Multiple examples exist in Tolkien’s writings of children being born to a human father and an elven (or at least mostly elven) mother. However, we see no cases of children being born to parents where the mother is human and the father is an elf. It may be that the scenario of such a pair attempting to beget a child simply did not occur. Regardless, I still find myself wanting to investigate whether such a union could produce healthy offspring, as I suspect the answer may be no.
In Tolkien’s “Laws and Customs Among the Eldar”, it states, “As for the begetting and bearing of children: a year passes between the begetting and the birth of an elf-child, so that the days of both are the same or nearly so…” Human gestation period is considered to be 40 weeks – a little more than 12 weeks less than the gestation period of elves.
As I understand it, half-elves, at least in their youth, more closely resemble elves than humans in their physical characteristics. Because they are given the choice of their doom, their bodies must be formed in a way that allows them to withstand thousands of years, as an elf’s body does. Only if the half-elf chooses mortality, it seems, does a change occur that causes them to age more in the manner of humans and eventually die.

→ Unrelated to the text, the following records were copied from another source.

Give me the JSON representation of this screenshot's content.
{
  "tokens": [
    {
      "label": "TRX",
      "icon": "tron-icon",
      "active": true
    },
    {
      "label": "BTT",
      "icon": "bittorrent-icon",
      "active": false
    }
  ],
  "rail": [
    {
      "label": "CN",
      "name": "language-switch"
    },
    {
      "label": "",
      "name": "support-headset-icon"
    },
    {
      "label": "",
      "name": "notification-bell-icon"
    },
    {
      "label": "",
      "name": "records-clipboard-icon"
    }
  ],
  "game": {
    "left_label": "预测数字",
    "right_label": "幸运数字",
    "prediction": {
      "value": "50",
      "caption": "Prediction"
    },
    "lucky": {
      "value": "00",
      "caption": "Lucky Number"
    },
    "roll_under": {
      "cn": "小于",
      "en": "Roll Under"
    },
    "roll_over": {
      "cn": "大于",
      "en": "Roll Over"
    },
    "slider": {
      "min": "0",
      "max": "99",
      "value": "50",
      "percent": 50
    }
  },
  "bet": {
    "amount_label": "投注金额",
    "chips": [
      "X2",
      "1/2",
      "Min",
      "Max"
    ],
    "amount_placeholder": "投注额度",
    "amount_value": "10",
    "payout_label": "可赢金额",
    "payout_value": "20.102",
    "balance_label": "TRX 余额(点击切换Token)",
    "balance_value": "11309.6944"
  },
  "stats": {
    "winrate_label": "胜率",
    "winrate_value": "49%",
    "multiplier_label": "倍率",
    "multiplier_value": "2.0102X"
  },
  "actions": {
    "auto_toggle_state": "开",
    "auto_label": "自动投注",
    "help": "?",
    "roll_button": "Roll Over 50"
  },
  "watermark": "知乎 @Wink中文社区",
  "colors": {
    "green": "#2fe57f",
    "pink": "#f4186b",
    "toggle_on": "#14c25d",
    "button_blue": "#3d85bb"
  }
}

Due to this, it can likely be assumed that the prenatal development of half-elves is more similar to that of elves than of humans. And therefore, it seems unlikely that a human female would be able to carry such a baby to full term (because while she might bear it full term by human standards, it would not be full term for an elf or half-elf). Whether or not the preterm child would be able to survive, considering the limited medical technology in Middle-earth, is debatable.
We should also look at the effects bearing a half-elven baby would have on a human woman. “Also the Eldar say that in the begetting, and still more in the bearing of children, greater share and strength of their being, in mind and in body, goes forth than in the making of mortal children” (Tolkien, LaCE). Pregnancy with a half-elven baby would be even more taxing on a human woman’s body than pregnancy with a human child. While an elven female’s body is naturally able to withstand the higher demands of such a pregnancy, a human female may not be capable of it. Or, if she is capable of it, it may be damaging to her.
And now for a look at the spiritual side of things. “For all the Eldar, being aware of it in themselves, spoke of the passing of much strength, both of mind and of body, into their children, in bearing and begetting. Therefore they hold that the fëa, though unbegotten, draws nourishment from the parents before the birth of the child: directly from the fëa of the mother while she bears and nourishes the hrondo, and mediately but equally from the father, whose fëa is bound in union with the mother’s and supports it” (Tolkien, LaCE). Whatever the nature of this spiritual “nourishment” the child draws from its parents during pregnancy, it is clear that elves (and therefore, likely also half-elves) require more of it than humans (if humans require it at all – it is not specified). Is a human woman capable of providing this spiritual nourishment? Is the bond of union between a wedded male elf and human female the same or similar enough to the bond between wedded elves to allow the indirect spiritual nourishment from the father? Considering the fact that female elves seem to have no difficulty bearing half-elven children, I think it likely that the answers to these questions is yes. If the bond between a wedded human and elf were not the same or similar enough to the bond between wedded elves, or if a human was incapable of providing the required spiritual nourishment, it would undoubtedly cause the elven mother of a half-elf difficulty in her pregnancy. No such difficulty is noted. However, it may be that humans cannot provide as much spiritual nourishment, in which case, the elven parent would have to provide more than he or she would if paired with another elf.
In conclusion, while it seems definitely possible for a human female to beget and bear a half-elven child, the risks for both mother and child would be significantly higher than for a human female to bear a human child or for an elven female to bear a half-elven child.